    Wojtaszek-Meier featured an English Defense, a very rare guest at the top of world chess. Wojtaszek chose 4. e4, which looks quite natural but is currently theoretically quite sound for Black (4. a3 is considered to be more challenging, with d5 to follow). Meier's choice of 6...e5 looked like it might inject the game with fervor, but the game quickly went into a Maroczy structure with some minor pieces traded off (which typically is favourable for the defending side). Even with Wojtaszek's choice of queenside castling, Black's restraint structure of d6 and f6 prevented any pawn breaks and kept the game well within equality.

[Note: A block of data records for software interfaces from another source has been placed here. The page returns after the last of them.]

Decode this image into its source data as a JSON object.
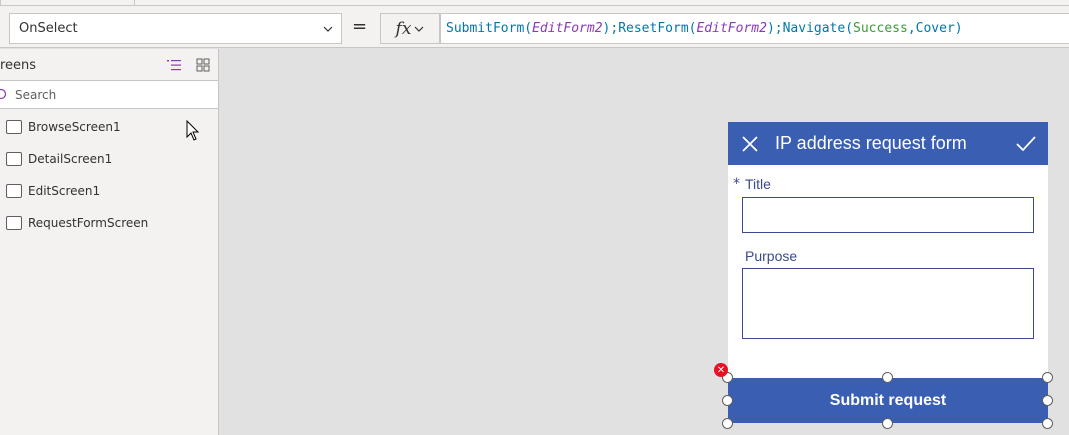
{
  "formula_bar": {
    "property": "OnSelect",
    "equals": "=",
    "fx_label": "fx",
    "formula": [
      {
        "t": "fn",
        "v": "SubmitForm("
      },
      {
        "t": "ctl",
        "v": "EditForm2"
      },
      {
        "t": "fn",
        "v": ");"
      },
      {
        "t": "plain",
        "v": " "
      },
      {
        "t": "fn",
        "v": "ResetForm("
      },
      {
        "t": "ctl",
        "v": "EditForm2"
      },
      {
        "t": "fn",
        "v": ");Navigate("
      },
      {
        "t": "enum",
        "v": "Success"
      },
      {
        "t": "fn",
        "v": ",Cover)"
      }
    ]
  },
  "left_panel": {
    "title": "reens",
    "search_placeholder": "Search",
    "screens": [
      "BrowseScreen1",
      "DetailScreen1",
      "EditScreen1",
      "RequestFormScreen"
    ]
  },
  "form": {
    "title": "IP address request form",
    "required_mark": "*",
    "field1_label": "Title",
    "field2_label": "Purpose",
    "submit_label": "Submit request",
    "error_glyph": "✕"
  },
  "colors": {
    "header": "#3a5fb2",
    "label": "#3a4a8c",
    "error": "#e81123"
  }
}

    Finally, Duda-Kovalev featured a strange Rubinstein from White - Duda's early choice of Nf3 eliminates a lot of favourable delayed Saemisch plans that White might otherwise utilize. Black gained a fairly comfortable position with hopes of a light squared bind, but 17...Nd6 seemed unnecessarily flamboyant. White had at least a symbolic advantage against the doubled pawns, but the structural weaknesses on the light squares made progress very problematic. White eventually left Black with five(!) pawn islands, but couldn't find a way to break through. More detailed game analysis with the included link, and we'll see you for Round 2!

    Game link here.

    Saturday
    Jul142018

    Dortmund Underway

    Vladimir Kramnik's favorite event starts today: the Sparkassen Chess-Meeting in Dortmund, Germany. He has won the tournament 10 times, but not since 2011. Can he win it this year?

    Here are the pairings for round 1, which is underway:

    • Wojtaszek (2733) - Meier (2628)
    • Duda (2737) - Kovalev (2655)
    • Kramnik (2792) - Nisipeanu (2672)
    • Nepomniachtchi (2757) - Giri (2782)

    Radoslaw Wojtaszek is the defending champion. While Kramnik is the rating favorite (by a small margin), I expect Ian Nepomniachtchi to win the event. Normally I'd say Giri, but at the moment he might be in a spot of trouble against against Nepo; further, his results against Kramnik are typically pretty poor, and he's going to have Black against him in round 6. Also, Nepo has White against Kramnik in round 5, so the tournament sets up very well for him. But we'll see, and it's a bit ungenerous to go against the defending champion - maybe Wojtaszek will make it back-to-back titles.